Creating Family Resilience?
Thesis or dissertation
University of Exeter
The balance between family support and child protection services is continuously challenged by high-profile cases. These highlight shortcomings both of the UK system and of research on the effectiveness of child maltreatment interventions (Munro, 2011). One such intervention is the Resolutions Approach to ‘denied’ child abuse (Turnell and Essex, 2006) – a systemic approach which creates a support network including extended family, friends, community members and professionals. There is, however, only limited research analysing the supporters’ experience of this intervention. In the present study five semi-structured group interviews were conducted in order to investigate how the family support network members made sense of their participation in Resolutions. Through a thematic analysis three related themes: returning hope; building safety and trusting a professional were identified.

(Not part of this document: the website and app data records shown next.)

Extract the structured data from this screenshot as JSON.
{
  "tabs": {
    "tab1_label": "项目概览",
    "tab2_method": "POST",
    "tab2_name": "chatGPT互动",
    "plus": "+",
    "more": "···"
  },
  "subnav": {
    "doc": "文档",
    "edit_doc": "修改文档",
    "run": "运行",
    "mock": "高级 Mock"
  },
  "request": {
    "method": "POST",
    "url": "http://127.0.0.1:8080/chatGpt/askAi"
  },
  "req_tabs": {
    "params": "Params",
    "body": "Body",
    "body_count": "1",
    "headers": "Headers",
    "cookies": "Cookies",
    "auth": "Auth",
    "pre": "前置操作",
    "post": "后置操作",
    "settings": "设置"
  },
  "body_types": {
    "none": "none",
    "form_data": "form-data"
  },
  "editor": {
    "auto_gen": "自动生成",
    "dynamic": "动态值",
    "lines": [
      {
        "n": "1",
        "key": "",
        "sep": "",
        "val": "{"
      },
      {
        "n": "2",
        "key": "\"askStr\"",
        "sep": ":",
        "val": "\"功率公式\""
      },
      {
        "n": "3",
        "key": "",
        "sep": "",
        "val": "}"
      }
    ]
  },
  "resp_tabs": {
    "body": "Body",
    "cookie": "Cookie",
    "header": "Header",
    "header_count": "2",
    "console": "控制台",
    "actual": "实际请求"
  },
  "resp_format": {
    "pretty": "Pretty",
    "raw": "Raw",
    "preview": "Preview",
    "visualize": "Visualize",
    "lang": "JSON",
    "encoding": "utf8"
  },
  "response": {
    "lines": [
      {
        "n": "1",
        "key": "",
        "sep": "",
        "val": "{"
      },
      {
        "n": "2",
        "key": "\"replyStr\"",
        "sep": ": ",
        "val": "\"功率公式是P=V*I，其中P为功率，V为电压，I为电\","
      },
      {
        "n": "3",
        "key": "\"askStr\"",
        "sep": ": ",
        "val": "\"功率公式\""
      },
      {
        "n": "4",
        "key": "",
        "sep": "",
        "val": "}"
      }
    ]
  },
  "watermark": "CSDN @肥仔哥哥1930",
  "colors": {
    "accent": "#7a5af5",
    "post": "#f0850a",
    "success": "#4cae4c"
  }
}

Additionally, special attention was paid to processes linked to the creation of family resilience (Walsh, 2003). Based on two contrasting case studies the potential creation of family resilience through Resolutions was discussed and clinical recommendations for creating family resilience within support networks were outlined.
DClinPsych in Clinical and Community Psychology